Data supplied:
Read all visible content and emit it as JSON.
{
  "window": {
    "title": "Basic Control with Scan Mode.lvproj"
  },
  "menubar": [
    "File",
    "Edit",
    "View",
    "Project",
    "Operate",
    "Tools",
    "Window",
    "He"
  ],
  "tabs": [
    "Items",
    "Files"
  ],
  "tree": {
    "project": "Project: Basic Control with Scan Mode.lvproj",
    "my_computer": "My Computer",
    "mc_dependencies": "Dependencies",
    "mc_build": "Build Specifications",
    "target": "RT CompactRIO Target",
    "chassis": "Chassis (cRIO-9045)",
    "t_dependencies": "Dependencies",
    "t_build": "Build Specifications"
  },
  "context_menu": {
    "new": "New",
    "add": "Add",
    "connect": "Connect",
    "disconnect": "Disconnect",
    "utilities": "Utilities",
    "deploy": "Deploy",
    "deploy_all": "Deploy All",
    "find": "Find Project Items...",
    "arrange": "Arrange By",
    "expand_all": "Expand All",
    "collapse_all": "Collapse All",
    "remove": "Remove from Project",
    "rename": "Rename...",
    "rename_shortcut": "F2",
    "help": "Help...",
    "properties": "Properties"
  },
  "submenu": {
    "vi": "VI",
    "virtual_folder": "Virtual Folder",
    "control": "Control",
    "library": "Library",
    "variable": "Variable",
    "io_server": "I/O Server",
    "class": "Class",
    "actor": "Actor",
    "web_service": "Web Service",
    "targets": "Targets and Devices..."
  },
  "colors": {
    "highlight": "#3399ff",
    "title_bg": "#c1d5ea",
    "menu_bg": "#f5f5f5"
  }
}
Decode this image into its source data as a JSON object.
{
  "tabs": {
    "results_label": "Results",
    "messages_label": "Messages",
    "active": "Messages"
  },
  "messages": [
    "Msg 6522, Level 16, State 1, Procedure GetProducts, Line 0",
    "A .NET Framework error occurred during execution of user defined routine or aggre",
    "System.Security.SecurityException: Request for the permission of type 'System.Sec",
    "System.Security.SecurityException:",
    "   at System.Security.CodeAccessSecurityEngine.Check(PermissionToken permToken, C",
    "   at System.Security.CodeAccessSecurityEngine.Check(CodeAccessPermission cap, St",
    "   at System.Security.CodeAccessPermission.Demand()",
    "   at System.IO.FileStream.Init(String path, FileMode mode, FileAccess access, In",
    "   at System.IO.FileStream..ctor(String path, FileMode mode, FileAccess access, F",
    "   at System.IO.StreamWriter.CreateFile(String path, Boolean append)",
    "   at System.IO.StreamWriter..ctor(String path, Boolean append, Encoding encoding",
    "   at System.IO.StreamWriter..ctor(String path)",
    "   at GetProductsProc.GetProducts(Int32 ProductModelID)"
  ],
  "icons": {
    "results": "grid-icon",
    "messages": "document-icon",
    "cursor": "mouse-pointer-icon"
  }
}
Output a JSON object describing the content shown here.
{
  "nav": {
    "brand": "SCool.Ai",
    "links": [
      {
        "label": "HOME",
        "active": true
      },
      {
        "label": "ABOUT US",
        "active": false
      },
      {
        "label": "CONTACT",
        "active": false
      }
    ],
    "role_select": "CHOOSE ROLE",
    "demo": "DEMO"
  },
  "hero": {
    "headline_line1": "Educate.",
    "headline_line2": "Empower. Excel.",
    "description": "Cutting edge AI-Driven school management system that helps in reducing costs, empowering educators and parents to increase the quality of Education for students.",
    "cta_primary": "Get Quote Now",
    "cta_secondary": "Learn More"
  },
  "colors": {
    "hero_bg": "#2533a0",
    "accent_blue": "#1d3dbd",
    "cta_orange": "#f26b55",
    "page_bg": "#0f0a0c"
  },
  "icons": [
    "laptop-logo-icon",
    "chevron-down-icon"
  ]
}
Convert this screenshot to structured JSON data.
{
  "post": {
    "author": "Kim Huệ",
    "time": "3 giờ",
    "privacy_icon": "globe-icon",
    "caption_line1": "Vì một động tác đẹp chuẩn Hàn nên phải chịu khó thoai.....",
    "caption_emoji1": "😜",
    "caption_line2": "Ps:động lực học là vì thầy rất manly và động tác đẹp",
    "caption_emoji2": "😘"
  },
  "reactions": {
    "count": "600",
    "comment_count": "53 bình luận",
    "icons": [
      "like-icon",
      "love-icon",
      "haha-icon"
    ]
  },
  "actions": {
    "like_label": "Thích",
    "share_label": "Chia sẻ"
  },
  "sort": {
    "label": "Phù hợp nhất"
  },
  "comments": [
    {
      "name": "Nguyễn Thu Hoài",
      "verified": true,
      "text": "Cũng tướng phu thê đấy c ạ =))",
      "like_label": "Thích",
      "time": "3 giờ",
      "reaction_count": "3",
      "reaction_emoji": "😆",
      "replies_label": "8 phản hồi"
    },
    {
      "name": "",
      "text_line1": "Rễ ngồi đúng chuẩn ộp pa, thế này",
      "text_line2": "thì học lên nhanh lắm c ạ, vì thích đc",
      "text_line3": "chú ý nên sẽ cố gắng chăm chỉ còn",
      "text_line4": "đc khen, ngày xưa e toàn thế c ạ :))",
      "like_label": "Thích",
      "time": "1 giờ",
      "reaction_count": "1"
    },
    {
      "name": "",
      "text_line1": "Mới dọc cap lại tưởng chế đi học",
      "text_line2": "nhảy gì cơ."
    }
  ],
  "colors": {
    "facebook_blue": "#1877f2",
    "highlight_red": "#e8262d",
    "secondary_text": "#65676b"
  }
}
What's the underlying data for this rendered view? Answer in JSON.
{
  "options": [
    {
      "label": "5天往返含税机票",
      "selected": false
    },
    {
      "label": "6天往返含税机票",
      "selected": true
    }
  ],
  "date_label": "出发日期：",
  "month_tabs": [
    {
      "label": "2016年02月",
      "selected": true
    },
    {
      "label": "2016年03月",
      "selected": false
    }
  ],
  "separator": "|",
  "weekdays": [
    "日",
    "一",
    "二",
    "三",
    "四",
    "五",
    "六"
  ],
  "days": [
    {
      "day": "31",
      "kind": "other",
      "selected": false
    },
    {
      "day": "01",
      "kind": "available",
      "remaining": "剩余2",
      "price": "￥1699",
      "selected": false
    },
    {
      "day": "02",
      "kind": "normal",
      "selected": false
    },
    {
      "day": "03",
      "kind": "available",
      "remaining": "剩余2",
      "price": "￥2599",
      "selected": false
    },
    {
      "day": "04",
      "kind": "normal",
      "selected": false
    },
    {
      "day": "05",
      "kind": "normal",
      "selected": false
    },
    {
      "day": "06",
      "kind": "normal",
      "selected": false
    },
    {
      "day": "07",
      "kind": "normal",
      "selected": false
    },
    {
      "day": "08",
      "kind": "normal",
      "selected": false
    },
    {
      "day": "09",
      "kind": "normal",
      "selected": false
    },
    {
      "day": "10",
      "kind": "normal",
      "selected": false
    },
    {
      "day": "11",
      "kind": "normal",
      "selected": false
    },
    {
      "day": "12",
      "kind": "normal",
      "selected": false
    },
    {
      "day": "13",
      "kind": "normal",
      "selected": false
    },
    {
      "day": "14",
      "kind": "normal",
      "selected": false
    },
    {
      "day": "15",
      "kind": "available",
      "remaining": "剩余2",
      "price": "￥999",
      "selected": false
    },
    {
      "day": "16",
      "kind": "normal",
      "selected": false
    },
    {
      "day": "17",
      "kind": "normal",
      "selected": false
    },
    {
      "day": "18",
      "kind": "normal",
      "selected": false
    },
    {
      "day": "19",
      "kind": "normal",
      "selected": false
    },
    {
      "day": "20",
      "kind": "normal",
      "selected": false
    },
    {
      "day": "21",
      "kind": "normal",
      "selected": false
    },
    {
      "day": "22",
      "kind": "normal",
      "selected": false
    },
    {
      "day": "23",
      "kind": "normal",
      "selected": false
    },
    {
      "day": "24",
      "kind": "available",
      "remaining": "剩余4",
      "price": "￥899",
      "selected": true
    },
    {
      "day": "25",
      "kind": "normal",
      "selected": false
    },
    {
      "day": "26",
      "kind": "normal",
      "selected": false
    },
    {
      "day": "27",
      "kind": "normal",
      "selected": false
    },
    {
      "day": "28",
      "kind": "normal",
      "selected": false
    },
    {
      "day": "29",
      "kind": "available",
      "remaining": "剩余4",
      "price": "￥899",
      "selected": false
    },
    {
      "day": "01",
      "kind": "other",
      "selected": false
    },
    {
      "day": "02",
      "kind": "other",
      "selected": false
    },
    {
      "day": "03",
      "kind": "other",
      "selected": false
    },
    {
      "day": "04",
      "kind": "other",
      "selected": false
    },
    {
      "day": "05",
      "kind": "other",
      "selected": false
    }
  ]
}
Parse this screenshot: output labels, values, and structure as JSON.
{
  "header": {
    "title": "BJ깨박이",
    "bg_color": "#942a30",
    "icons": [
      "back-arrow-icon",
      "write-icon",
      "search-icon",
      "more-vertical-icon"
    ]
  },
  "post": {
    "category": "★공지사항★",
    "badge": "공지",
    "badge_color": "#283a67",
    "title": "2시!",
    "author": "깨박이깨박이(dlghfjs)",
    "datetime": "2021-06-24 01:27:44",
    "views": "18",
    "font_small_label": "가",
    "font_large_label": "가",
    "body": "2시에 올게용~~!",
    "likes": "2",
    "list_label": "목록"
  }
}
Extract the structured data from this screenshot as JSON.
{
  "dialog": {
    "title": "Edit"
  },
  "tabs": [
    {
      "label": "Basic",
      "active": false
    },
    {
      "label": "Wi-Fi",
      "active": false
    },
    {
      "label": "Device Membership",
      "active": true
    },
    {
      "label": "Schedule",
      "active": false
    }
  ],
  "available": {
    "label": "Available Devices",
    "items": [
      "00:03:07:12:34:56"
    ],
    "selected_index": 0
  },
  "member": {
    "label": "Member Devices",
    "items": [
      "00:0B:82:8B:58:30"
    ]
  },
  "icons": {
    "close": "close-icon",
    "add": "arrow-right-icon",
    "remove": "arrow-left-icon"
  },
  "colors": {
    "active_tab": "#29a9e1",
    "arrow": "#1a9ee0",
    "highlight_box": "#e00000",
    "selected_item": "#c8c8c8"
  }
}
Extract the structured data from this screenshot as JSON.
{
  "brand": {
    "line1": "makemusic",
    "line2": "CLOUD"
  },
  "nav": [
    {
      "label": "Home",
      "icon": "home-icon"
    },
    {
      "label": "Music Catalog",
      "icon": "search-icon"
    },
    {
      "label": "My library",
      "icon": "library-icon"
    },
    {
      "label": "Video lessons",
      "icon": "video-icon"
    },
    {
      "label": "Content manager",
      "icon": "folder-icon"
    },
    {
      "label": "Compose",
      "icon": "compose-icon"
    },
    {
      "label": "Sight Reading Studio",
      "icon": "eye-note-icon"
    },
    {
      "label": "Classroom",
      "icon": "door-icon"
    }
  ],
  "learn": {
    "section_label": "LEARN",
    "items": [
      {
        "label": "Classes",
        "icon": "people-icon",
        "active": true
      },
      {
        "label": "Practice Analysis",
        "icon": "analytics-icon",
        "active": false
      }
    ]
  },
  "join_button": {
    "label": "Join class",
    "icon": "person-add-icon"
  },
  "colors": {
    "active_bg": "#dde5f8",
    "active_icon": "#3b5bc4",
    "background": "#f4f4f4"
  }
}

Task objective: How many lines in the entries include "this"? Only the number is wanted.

Response: 6